When questioned about the dramatic increase in expenses, School Board Chair Irvine Carvery defended the move. Moving to Spectacle Lake means centralizing staff and closing the Cole Harbour office. “It’s going to be more expensive,” he told AllNovaScotia.com, but bringing all staff under one roof is worth the money… The move does not impact whatsoever on the services and programs we provide to our students.”
Pouring almost $1 million more a year into your headquarters raises all kinds of red flags. With shrinking student numbers, tightening budgets, and so many crying school-level needs, it’s a hard sell. A closer scrutiny of the HRSB’s costly move from the old Dartmouth City Hall at Alderney Gate to Burnside simply does not support the Board Chair’s contention. More significantly, it’s an acid test of the Board’s real educational priorities.
The Board will lease expanded office space (73,000 square feet) from Armour Group for $832,600 each year, plus $644,360 in additional costs (including electricity and property taxes), for a net annual cost of $1.5 million. Compare that with current total costs of $618,000: $338,000 for Alderney Gate and $280,000 for Cole Harbour.
Although the Board had to leave Alderney Landing because of an expired lease and rising rents, moving to Spectacle Lake wasn’t the only option. The old Saint Patrick’s School in North End Halifax was available but the Board ruled it out. Decentralizing operations and converting surplus schools was not even considered, even though many urban Canadian boards have been taking that route since the cost-conscious 1990s.
Spending more on central administration will impact upon the classroom, contrary to the recent claim. Total HRSB revenues for 2010–11 will be $399,151,900, up $15.9 million (4.5 per cent) since 2008–09. During that period, school administration costs have continued to climb. While teacher salaries have risen 4.75 per cent, non-teacher salaries have jumped 14.5 per cent. New funding will be provided this year for two African-Nova Scotian student initiatives but for little else.
Shifts in spending for 2010–11 demonstrate that projected cuts will impact directly upon students. The coming year will see significant expenditure reductions in student services, program support services ($877,420) and special education ($151,600). Cutting $466,400 from the Supplementary Fund Budget also translates into reductions in secretaries (10), educational program assistants (five) and additional teachers (10).
The Board contends that the new Central Administration office cost overruns can easily be funded out of the HRSB’s mysterious nest egg. With the Department of Education’s blessing, the move and capital costs will be paid out of a $4.2-million accumulated surplus fund. No one has publically explained how and why those surpluses exist.

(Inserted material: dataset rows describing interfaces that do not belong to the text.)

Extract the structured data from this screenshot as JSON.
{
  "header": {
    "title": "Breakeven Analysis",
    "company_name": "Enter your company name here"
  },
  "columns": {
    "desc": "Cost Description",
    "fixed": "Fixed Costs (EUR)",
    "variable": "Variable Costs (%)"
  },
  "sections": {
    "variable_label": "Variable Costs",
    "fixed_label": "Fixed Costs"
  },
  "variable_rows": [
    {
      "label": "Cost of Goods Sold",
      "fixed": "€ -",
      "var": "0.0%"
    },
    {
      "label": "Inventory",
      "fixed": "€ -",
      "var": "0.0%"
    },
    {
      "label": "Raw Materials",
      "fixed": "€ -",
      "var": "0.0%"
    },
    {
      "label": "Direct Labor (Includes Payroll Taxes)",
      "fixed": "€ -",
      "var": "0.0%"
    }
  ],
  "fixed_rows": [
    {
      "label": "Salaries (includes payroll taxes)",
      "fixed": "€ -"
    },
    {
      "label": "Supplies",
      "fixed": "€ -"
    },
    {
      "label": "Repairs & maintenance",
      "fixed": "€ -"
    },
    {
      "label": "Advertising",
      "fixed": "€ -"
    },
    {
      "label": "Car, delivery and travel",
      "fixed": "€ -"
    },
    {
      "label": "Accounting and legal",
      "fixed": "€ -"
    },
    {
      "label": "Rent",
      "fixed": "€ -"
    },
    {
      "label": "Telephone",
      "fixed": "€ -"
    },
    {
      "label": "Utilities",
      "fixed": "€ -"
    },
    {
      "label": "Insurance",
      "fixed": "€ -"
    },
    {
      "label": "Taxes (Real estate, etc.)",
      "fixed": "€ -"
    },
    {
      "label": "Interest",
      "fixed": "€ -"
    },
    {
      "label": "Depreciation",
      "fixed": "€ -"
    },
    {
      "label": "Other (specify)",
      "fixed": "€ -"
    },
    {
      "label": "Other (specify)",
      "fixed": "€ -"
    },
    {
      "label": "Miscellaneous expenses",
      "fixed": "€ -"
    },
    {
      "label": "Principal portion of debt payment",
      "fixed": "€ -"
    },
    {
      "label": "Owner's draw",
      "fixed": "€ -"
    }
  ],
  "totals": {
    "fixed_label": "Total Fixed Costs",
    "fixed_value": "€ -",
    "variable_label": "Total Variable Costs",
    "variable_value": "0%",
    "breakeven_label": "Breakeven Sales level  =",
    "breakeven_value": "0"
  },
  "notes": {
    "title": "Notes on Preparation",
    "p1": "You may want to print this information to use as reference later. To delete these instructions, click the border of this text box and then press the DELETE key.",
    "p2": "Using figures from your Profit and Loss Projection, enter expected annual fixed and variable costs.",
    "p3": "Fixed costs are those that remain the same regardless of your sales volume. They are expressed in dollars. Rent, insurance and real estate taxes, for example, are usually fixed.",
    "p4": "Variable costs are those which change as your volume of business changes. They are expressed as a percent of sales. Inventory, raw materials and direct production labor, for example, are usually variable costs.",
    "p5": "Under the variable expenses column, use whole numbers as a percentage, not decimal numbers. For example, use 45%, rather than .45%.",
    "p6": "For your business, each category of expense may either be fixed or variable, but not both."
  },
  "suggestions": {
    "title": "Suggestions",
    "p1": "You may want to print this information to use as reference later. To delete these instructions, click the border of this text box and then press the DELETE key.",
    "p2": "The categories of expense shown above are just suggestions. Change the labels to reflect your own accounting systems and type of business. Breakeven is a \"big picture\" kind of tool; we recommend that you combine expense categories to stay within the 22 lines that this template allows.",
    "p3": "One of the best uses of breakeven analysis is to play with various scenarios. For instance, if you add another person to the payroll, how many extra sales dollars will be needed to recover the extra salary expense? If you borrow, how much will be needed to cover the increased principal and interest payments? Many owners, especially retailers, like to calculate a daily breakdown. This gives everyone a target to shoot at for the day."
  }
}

The Board can find funding for new headquarters but critical student needs go unmet within the system. Money is no object when it comes to standardized testing, data gathering, and “literacy coaches” for every school. Yet special-education services and elementary art programs are expendable.
Closing the educational gap should rank higher than erecting edifices on the Board’s priority list. The Nova Scotia Child
and Youth Strategy, developed in response to Merlin Nunn’s Commission of Inquiry (January 2007), pointed the way. Addressing the root causes of youth crime requires a much greater commitment of resources. Simply setting-up, then underfunding the Schools Plus and O2 (Options and Opportunities) programs is not good enough for the province’s lead board. It’s now clear that other boards, such as the Chignecto Central and South Shore boards, have made much better use of those programs.
The Halifax Board seems to have little time for community partnerships. Youth Pathways and Transitions is being implemented in low-key fashion. The tremendously successful Pathways to Education stay-in-school program, inspired by Toronto’s Carolyn Acker, is coming to Central Spryfield but it originated outside the school system.
The move comes at a particularly strange time. For the past six months, the Board has been engulfed in the Ken Fells fiasco. At a time when public scrutiny has never been higher, the Board is relocating to far-off Burnside. The big move not only costs more, it also removes the Board farther away from daily contact with the people.
“Afterthought” is an opinion column, featuring guest contributors. The opinions featured are solely those of the writer.
The director of Schoolhouse Consulting in Halifax, Paul W. Bennett specializes in education-policy research and analysis. www.schoolhouseconsulting.ca
Halifax Regional School Board member Dave Finlayson posted a response to this column on his website.